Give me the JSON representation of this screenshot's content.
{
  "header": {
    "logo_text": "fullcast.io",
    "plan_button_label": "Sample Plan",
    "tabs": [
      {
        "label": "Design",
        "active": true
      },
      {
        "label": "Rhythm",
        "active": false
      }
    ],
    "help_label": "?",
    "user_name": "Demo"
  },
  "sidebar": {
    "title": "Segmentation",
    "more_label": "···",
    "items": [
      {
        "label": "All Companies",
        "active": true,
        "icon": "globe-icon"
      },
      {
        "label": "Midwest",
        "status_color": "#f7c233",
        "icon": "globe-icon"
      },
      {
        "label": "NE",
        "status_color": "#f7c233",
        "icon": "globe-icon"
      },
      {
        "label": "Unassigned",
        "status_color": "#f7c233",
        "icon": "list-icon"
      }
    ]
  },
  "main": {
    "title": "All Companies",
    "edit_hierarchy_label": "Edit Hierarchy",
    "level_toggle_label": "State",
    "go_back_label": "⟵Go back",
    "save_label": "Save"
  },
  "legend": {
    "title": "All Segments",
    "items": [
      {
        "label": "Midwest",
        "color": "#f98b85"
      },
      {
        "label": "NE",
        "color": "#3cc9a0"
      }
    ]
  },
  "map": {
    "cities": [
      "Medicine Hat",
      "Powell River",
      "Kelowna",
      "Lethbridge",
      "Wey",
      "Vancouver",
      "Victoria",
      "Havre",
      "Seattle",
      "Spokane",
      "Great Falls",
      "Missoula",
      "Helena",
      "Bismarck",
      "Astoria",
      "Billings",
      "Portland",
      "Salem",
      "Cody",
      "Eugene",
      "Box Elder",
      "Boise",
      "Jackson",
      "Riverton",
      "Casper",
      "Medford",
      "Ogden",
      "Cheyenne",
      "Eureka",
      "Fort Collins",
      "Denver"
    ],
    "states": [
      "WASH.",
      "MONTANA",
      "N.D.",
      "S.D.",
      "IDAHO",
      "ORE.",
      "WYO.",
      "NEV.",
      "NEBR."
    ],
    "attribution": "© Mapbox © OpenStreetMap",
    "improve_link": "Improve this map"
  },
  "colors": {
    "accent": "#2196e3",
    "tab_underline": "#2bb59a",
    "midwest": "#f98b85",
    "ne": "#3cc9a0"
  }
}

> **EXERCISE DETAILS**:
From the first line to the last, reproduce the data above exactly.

> **RESPONSE**:
Give me the JSON representation of this screenshot's content.
{
  "header": {
    "logo_text": "fullcast.io",
    "plan_button_label": "Sample Plan",
    "tabs": [
      {
        "label": "Design",
        "active": true
      },
      {
        "label": "Rhythm",
        "active": false
      }
    ],
    "help_label": "?",
    "user_name": "Demo"
  },
  "sidebar": {
    "title": "Segmentation",
    "more_label": "···",
    "items": [
      {
        "label": "All Companies",
        "active": true,
        "icon": "globe-icon"
      },
      {
        "label": "Midwest",
        "status_color": "#f7c233",
        "icon": "globe-icon"
      },
      {
        "label": "NE",
        "status_color": "#f7c233",
        "icon": "globe-icon"
      },
      {
        "label": "Unassigned",
        "status_color": "#f7c233",
        "icon": "list-icon"
      }
    ]
  },
  "main": {
    "title": "All Companies",
    "edit_hierarchy_label": "Edit Hierarchy",
    "level_toggle_label": "State",
    "go_back_label": "⟵Go back",
    "save_label": "Save"
  },
  "legend": {
    "title": "All Segments",
    "items": [
      {
        "label": "Midwest",
        "color": "#f98b85"
      },
      {
        "label": "NE",
        "color": "#3cc9a0"
      }
    ]
  },
  "map": {
    "cities": [
      "Medicine Hat",
      "Powell River",
      "Kelowna",
      "Lethbridge",
      "Wey",
      "Vancouver",
      "Victoria",
      "Havre",
      "Seattle",
      "Spokane",
      "Great Falls",
      "Missoula",
      "Helena",
      "Bismarck",
      "Astoria",
      "Billings",
      "Portland",
      "Salem",
      "Cody",
      "Eugene",
      "Box Elder",
      "Boise",
      "Jackson",
      "Riverton",
      "Casper",
      "Medford",
      "Ogden",
      "Cheyenne",
      "Eureka",
      "Fort Collins",
      "Denver"
    ],
    "states": [
      "WASH.",
      "MONTANA",
      "N.D.",
      "S.D.",
      "IDAHO",
      "ORE.",
      "WYO.",
      "NEV.",
      "NEBR."
    ],
    "attribution": "© Mapbox © OpenStreetMap",
    "improve_link": "Improve this map"
  },
  "colors": {
    "accent": "#2196e3",
    "tab_underline": "#2bb59a",
    "midwest": "#f98b85",
    "ne": "#3cc9a0"
  }
}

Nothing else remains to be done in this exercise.